### What you are asked to do
Your answer should consist of every line in the records that holds "group".

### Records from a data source
==========
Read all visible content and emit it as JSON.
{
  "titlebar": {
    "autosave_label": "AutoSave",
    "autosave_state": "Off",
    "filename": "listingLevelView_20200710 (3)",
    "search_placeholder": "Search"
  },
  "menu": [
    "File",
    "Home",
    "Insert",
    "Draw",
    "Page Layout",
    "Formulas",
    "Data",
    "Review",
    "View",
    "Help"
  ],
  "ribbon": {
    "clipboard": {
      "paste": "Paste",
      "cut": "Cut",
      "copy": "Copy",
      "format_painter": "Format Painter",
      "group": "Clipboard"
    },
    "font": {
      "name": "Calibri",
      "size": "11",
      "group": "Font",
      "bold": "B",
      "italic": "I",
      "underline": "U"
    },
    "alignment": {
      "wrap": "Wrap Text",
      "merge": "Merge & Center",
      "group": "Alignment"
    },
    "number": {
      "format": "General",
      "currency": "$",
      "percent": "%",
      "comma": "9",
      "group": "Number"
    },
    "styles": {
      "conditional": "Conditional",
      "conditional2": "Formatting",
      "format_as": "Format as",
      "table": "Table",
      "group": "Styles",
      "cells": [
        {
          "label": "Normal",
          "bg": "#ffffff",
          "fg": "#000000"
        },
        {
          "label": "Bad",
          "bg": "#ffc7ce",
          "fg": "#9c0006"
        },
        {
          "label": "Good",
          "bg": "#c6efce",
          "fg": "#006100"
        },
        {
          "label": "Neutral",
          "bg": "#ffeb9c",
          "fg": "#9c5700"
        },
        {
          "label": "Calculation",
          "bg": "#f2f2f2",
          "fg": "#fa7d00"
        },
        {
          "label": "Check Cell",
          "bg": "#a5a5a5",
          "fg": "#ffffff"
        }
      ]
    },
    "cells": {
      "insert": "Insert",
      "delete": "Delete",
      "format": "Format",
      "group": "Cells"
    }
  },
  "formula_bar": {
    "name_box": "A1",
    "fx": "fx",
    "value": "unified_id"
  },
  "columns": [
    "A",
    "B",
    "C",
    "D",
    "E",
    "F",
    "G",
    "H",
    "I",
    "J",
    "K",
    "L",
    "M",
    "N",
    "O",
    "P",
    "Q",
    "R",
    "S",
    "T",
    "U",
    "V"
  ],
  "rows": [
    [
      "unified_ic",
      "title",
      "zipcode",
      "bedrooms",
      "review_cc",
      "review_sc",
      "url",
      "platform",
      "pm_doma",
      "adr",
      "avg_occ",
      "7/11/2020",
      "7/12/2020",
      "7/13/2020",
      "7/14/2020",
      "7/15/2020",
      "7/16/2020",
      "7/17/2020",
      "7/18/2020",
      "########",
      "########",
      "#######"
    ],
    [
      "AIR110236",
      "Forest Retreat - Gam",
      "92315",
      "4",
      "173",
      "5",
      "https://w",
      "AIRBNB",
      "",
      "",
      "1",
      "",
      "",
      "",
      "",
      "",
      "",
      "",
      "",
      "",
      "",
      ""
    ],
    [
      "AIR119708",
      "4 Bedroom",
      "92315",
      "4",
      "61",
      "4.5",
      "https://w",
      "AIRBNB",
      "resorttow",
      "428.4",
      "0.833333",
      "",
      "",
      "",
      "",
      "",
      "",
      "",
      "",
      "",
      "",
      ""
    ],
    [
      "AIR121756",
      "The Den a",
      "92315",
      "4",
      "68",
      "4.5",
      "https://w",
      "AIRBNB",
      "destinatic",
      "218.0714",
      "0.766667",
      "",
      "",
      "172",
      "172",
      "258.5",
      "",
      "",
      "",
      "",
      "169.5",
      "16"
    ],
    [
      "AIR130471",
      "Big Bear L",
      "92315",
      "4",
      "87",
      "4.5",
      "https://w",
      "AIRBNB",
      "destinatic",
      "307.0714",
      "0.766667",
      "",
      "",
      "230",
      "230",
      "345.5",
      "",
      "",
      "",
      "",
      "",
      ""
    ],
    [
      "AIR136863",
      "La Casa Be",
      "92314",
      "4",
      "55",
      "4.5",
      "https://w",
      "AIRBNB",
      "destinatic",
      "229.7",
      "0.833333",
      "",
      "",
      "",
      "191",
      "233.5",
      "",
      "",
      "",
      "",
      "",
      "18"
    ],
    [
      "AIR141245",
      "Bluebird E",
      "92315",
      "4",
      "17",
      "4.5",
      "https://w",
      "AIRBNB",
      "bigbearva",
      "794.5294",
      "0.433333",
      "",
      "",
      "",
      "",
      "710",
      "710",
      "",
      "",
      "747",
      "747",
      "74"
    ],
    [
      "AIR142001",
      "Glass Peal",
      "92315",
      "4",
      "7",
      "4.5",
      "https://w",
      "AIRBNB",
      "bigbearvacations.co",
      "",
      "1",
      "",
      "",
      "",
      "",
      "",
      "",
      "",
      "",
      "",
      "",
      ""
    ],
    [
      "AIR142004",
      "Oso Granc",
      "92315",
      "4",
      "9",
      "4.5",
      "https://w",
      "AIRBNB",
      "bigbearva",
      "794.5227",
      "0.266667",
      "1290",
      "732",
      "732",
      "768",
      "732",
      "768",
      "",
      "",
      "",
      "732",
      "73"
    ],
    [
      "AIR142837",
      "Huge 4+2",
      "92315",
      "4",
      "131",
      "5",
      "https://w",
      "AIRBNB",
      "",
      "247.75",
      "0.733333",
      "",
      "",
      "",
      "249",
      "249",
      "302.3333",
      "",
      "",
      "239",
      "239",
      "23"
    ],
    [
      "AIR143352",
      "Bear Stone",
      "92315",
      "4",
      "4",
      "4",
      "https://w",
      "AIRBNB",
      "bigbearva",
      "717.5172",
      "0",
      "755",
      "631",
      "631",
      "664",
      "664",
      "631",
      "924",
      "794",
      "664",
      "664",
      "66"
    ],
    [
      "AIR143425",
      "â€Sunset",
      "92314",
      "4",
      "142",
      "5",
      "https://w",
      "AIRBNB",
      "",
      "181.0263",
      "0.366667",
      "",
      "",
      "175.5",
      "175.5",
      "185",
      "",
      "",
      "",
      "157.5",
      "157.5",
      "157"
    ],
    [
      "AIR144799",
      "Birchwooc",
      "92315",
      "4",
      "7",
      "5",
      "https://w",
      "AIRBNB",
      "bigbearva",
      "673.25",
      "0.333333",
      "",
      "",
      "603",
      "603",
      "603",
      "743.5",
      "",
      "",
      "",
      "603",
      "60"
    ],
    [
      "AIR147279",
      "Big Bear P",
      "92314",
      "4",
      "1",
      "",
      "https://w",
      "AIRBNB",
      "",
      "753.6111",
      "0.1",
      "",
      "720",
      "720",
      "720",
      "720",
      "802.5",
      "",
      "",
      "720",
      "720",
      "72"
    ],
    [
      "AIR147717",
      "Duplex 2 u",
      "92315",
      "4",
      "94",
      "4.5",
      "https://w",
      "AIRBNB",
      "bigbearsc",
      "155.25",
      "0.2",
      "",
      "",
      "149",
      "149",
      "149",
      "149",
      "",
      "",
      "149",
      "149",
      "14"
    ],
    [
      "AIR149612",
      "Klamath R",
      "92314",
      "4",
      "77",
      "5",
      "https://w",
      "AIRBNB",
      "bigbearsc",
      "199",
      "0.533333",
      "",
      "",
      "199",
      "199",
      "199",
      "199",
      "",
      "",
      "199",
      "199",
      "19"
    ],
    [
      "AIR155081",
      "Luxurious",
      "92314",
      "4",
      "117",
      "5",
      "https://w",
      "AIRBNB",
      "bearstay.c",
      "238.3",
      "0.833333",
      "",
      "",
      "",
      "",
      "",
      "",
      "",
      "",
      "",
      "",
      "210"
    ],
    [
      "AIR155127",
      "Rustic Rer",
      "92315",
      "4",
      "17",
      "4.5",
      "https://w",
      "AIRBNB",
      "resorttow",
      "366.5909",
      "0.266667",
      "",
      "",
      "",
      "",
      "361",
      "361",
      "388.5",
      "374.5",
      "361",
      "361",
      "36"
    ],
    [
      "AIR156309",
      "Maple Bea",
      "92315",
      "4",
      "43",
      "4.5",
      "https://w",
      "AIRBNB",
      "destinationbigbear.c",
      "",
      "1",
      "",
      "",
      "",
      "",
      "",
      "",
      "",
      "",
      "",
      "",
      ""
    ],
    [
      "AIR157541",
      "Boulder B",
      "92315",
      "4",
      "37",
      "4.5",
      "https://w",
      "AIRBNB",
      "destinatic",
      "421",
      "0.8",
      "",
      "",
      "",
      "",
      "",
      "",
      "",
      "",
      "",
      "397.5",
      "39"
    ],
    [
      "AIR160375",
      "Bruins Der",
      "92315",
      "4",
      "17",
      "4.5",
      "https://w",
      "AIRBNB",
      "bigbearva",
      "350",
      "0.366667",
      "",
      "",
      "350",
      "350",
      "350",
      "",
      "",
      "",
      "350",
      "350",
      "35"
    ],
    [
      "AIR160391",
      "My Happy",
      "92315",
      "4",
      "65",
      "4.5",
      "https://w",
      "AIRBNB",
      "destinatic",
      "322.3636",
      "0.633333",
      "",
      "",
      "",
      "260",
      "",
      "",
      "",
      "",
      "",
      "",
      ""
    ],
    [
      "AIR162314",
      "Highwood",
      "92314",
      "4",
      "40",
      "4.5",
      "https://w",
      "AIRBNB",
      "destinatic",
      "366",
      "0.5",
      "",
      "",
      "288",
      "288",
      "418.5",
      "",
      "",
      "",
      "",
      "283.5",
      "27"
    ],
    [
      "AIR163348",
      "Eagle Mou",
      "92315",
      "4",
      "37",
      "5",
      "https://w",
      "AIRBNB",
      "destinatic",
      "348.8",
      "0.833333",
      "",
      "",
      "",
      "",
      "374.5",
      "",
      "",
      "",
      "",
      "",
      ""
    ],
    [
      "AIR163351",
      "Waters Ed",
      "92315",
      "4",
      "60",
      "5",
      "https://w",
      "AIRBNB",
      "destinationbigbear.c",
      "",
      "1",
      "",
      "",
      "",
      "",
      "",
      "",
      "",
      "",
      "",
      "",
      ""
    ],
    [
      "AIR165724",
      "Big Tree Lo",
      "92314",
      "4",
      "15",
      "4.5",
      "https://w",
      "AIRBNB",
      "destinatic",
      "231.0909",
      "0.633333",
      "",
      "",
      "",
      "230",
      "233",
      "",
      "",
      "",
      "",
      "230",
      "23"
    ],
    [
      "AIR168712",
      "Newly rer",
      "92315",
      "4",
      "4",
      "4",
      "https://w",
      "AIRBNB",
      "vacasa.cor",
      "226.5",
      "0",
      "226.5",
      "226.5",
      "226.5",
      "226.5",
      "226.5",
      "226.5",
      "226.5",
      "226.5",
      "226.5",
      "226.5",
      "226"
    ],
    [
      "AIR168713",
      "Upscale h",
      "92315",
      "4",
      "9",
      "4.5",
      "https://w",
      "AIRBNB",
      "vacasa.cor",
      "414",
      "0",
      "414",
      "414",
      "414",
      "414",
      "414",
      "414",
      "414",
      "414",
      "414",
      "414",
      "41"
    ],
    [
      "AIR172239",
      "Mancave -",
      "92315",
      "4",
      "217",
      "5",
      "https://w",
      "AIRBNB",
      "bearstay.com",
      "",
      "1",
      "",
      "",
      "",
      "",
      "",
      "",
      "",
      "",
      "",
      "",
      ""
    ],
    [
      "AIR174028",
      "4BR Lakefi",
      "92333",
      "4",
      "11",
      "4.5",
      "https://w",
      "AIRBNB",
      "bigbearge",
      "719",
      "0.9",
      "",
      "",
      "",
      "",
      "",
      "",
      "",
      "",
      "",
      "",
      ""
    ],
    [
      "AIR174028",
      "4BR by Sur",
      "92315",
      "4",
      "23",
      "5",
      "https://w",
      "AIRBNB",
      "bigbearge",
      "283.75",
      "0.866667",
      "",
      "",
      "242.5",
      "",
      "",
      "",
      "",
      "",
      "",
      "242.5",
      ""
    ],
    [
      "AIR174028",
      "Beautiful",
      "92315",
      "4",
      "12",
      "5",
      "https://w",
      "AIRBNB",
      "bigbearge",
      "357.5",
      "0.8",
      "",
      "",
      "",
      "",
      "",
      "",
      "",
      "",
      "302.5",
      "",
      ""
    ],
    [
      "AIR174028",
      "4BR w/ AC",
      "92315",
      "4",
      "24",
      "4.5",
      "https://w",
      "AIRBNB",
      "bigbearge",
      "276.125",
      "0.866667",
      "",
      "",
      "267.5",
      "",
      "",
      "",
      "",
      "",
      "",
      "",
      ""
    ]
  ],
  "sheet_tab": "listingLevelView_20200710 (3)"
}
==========
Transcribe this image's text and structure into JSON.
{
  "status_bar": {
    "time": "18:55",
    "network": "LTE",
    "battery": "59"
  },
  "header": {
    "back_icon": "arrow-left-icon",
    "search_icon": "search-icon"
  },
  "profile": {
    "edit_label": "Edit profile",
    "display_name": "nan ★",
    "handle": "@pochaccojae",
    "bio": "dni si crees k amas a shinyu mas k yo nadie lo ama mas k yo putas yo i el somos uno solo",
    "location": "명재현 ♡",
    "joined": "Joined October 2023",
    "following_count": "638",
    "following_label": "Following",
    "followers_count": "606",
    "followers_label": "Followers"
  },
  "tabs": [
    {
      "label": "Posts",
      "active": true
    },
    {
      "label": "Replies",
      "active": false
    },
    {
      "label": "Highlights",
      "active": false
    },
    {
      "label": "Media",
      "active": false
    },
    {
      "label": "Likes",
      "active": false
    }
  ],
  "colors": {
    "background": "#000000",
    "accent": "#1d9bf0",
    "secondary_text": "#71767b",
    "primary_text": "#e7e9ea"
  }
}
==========
### Exercise result
      "group": "Clipboard"
      "group": "Font",
      "group": "Alignment"
      "group": "Number"
      "group": "Styles",
      "group": "Cells"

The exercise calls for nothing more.